Tallahassee; Owner, Marsha Doll Models
Marsha Doll is given to highly infectious energy and will launch into a motivational speech at the slightest provocation.
Asked whether beautiful people are too often content to try to get by on their looks, Marsha was triggered.
“No one is going to knock on your door looking for you,” she said. “People sit around and procrastinate and they want this and they want that, but what are they really doing about it? Especially in modeling, you’ve got to be on your game; there are a billion talented people out there who want in, and you’re not going to get there unless you take the time to learn, to practice and to put yourself in a situation where it can happen. Proactively set goals and every day do at least one thing that brings you closer to achieving them. Get out there and get uncomfortable, because nothing comes from being comfortable. Don’t get me started now.”

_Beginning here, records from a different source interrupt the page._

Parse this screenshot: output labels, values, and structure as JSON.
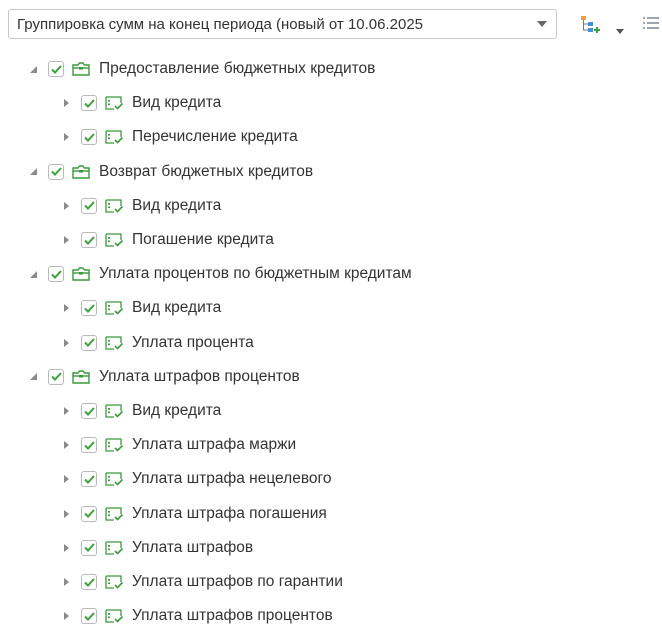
{
  "toolbar": {
    "grouping_select_value": "Группировка сумм на конец периода (новый от 10.06.2025",
    "icons": [
      "chevron-down-icon",
      "tree-structure-icon",
      "dropdown-caret-icon",
      "list-icon"
    ]
  },
  "colors": {
    "check": "#3aa33a",
    "folder": "#3a9a3a",
    "item": "#3a9a3a"
  },
  "tree": {
    "groups": [
      {
        "label": "Предоставление бюджетных кредитов",
        "expanded": true,
        "checked": true,
        "children": [
          {
            "label": "Вид кредита",
            "checked": true
          },
          {
            "label": "Перечисление кредита",
            "checked": true
          }
        ]
      },
      {
        "label": "Возврат бюджетных кредитов",
        "expanded": true,
        "checked": true,
        "children": [
          {
            "label": "Вид кредита",
            "checked": true
          },
          {
            "label": "Погашение кредита",
            "checked": true
          }
        ]
      },
      {
        "label": "Уплата процентов по бюджетным кредитам",
        "expanded": true,
        "checked": true,
        "children": [
          {
            "label": "Вид кредита",
            "checked": true
          },
          {
            "label": "Уплата процента",
            "checked": true
          }
        ]
      },
      {
        "label": "Уплата штрафов процентов",
        "expanded": true,
        "checked": true,
        "children": [
          {
            "label": "Вид кредита",
            "checked": true
          },
          {
            "label": "Уплата штрафа маржи",
            "checked": true
          },
          {
            "label": "Уплата штрафа нецелевого",
            "checked": true
          },
          {
            "label": "Уплата штрафа погашения",
            "checked": true
          },
          {
            "label": "Уплата штрафов",
            "checked": true
          },
          {
            "label": "Уплата штрафов по гарантии",
            "checked": true
          },
          {
            "label": "Уплата штрафов процентов",
            "checked": true
          }
        ]
      }
    ]
  }
}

Doll would herself appear capable of assuming control of any situation, of softening the hardest heart, of causing a confirmed stoic to sing and dance.
She was 14 when her mother took her to a merchandise mart in Atlanta to buy clothing for the store that Marsha’s grandfather opened upon his arrival from Lithuania in Perry, Florida, in 1925.
A model scheduled to report to an exhibitor at the mart failed to show up. The exhibitor, whose product line was children’s clothing, sized up Doll, commented that she was tall and thin and asked, “Can you model?”
Doll put herself out there and got uncomfortable, and career seeds were sown.
While a student at Florida State, Doll did modeling work for Eileen Mitchell, the owner of an agency in Tallahassee and Valdosta, Georgia.
Mitchell escorted her to New York where she was accustomed to hanging out with Kennedys and big dogs from high-fashion agencies, including Wilhelmina.
The mentor and her mentee from Perry, Florida, traveled in limousines and visited the exclusive Studio 54 discotheque.
“If not for Eileen, I wouldn’t have gotten around to doing what I’m doing in a million years,” Doll said.
She had established her own agency in Tallahassee when she was hired by a marketing firm in Charlotte, North Carolina, to staff booths at Doak Campbell Stadium on football Saturdays with young people who would entice fans to fill out credit card applications in exchange for a T-shirt.
Other such operations were taking place at sports venues around the country, but Doll outperformed them all and was rewarded with additional gigs from the University of Miami to Southern Cal.
She was in the money. Big money.
People present themselves successfully, Doll said, when they exhibit confidence and passion. Like she does.
“I want to continue along the path that I have created for myself over 30 years, to live the rest of the movie and go out with a bang,” Doll said.
That much is assured.